So we all knew it was coming; like Iain Banks we’d known he was seriously ill and it was only a matter of time, but it was still a shock to hear the news of Terry Pratchett’s death at the age of 66.
Terry Pratchett was the most significant fantasy author of the past thirty years, certainly from a British perspective. Nobody other than perhaps Tolkien has cast a longer shadow over the genre, and Pratchett has produced a huge body of work. He’s crossed over to the mainstream with a readership well beyond the confines of science fiction and fantasy’s usual audience, while remaining hugely revered within fandom. The blurb of his books used to say he was sometimes accused of writing literature. That’s because he did. Although the majority of his books were comedies, Pratchett fiercely rejected the idea that comic was the opposite of serious. He could and did tackle many weighty subjects, and brought them to an audience Serious Literature could not hope to reach.
The vast majority of his comic fantasies took place in the Discworld, a vast flat disc on the back of four elephants on the back a giant turtle. His fantasy world was a mirror held up to our own; like much classic SF this enabled him to explore real-world issues from a position slightly removed. He tackled politics, economics, organised religion, race and gender, and did it without the preachiness of many a lesser author. He populated his world with so many memorable characters; Sam Vimes, unique as a comic policeman who’s actually competent, the witches Granny Weatherwax and Nanny Ogg, Moist von Lipwig, the convicted conman turned nationalised industry boss, and Death, the ‘anthropomorphic personification’ Pratchett managed to make into a sympathetic three-dimensional character.
Pratchett’s insights into human nature make his work valuable to all sorts of professions. Of the tributes I’ve seen online, Mike Talks has suggested some of his books are a must read for any tester just to challenge them, and to expand their minds. And Rev. Rachel Mann has not only named Granny Weatherwax and Nanny Ogg as inspirational characters, but suggests that “Equal Rites” and “Small Gods” should be required reading for anyone wanting to enter the priesthood.
If you haven’t read any Pratchett, you need to. If you’re not an avid fantasy fan I would recommend you avoid the first couple of Discworld novels starring the failed wizard Rincewind. “The Colour of Magic” and “The Light Fantastic” are picaresque journeys parodying corny fantasy clichés, and won’t work as well if you’re not familiar with the works being parodied. Start instead with something like “Guards!
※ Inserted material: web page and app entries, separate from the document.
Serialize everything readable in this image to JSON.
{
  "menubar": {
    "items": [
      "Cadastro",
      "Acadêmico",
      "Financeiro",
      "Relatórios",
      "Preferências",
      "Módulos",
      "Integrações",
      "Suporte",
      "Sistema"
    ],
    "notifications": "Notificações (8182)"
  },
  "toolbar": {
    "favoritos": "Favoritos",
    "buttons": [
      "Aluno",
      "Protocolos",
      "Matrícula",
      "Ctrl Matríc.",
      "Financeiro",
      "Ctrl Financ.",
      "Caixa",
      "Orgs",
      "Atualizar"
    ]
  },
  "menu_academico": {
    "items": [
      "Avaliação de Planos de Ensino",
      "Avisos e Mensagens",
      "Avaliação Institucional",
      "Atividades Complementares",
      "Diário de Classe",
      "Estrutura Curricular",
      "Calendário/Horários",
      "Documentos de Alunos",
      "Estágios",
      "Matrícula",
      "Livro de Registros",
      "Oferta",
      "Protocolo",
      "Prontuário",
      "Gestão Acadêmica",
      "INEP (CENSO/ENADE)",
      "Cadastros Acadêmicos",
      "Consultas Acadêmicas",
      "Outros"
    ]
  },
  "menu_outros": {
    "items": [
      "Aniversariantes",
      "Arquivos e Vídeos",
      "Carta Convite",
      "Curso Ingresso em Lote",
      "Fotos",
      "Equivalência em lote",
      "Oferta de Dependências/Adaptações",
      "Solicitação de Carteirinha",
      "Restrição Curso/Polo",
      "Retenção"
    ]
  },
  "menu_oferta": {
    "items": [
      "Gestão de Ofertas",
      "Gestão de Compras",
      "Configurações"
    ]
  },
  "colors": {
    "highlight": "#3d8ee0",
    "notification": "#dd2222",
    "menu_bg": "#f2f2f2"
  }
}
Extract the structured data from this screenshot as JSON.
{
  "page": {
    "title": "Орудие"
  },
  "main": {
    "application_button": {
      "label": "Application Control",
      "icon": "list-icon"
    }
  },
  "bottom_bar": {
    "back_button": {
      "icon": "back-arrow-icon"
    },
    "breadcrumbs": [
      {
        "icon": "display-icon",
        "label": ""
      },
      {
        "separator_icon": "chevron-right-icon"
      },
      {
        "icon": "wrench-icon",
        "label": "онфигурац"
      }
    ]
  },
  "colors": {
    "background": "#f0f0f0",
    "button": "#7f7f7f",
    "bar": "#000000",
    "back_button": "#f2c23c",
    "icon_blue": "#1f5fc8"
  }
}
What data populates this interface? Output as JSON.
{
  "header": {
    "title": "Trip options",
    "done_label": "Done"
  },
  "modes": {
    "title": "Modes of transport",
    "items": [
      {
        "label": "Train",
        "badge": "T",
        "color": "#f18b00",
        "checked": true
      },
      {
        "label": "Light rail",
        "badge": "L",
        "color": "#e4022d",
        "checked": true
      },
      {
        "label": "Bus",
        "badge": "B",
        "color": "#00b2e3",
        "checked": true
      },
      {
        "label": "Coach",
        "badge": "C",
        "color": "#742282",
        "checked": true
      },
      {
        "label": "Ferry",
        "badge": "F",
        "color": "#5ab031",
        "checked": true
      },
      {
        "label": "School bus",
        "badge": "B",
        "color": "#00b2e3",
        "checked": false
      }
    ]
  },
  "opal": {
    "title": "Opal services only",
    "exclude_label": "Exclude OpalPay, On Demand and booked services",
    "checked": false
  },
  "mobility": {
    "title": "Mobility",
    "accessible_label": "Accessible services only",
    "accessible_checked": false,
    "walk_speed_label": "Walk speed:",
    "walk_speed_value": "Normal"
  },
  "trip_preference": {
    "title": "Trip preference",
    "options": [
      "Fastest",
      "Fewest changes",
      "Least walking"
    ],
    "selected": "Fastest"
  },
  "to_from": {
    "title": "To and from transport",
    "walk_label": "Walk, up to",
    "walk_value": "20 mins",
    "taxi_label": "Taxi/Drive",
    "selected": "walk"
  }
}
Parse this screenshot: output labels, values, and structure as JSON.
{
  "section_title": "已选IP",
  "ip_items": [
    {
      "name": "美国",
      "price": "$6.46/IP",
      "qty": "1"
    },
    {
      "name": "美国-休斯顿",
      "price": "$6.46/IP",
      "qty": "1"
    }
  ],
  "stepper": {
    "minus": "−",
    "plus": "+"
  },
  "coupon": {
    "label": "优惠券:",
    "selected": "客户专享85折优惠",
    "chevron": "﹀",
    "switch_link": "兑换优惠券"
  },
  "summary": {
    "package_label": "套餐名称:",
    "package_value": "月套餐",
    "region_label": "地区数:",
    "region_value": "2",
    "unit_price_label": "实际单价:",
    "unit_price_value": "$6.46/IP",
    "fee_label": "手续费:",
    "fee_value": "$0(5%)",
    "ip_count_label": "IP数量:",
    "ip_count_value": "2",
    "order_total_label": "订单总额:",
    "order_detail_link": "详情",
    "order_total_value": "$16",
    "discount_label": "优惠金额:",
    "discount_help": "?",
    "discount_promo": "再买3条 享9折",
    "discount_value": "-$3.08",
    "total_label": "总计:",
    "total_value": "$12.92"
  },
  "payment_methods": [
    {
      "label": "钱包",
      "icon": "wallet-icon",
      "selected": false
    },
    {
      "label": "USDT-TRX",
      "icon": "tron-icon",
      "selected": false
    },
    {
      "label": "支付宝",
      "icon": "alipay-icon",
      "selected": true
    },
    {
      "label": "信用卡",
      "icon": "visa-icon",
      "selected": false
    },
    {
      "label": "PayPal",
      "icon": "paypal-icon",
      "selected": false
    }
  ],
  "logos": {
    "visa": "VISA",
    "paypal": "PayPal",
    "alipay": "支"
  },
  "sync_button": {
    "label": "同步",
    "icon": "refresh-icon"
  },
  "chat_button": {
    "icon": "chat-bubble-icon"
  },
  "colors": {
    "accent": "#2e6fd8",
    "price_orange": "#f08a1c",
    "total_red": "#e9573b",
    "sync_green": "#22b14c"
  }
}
Guards!” or “Wyrd Sisters”, which introduce you to Sam Vimes and the witches.
And now he has met one of his best characters. I’ll let his Twitter feed have the last word.
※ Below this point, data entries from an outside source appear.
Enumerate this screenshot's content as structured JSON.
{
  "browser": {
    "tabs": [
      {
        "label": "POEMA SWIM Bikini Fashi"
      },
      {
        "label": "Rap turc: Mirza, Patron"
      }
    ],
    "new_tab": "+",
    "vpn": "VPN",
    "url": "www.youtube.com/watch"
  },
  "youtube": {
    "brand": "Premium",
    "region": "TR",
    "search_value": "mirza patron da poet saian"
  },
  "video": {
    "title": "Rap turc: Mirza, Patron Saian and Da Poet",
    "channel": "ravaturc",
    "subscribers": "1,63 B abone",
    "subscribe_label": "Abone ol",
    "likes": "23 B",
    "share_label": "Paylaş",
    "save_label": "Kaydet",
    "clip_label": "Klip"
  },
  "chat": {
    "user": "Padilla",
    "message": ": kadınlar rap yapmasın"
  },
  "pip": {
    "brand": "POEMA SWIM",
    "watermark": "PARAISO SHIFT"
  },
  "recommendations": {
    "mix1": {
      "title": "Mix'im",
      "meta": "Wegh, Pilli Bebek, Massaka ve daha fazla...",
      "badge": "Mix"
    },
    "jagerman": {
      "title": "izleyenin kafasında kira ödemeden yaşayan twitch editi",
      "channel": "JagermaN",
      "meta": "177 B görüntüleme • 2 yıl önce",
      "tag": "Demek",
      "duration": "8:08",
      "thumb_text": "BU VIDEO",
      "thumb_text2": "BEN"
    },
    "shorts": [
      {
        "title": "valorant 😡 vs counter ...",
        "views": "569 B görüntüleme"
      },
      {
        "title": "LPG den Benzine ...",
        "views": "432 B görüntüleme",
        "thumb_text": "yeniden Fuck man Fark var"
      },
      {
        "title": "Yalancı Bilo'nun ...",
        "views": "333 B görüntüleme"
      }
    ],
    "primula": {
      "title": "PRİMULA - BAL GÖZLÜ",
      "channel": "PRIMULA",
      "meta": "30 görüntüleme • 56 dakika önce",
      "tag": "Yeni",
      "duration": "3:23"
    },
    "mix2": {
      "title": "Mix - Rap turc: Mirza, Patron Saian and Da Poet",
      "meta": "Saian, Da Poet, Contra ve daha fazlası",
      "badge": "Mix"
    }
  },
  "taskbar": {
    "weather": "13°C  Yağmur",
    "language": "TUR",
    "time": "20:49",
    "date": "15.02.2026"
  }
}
(The image of Terry Pratchitt and Death came from Mike Talk’s blog, which does not identify the artist)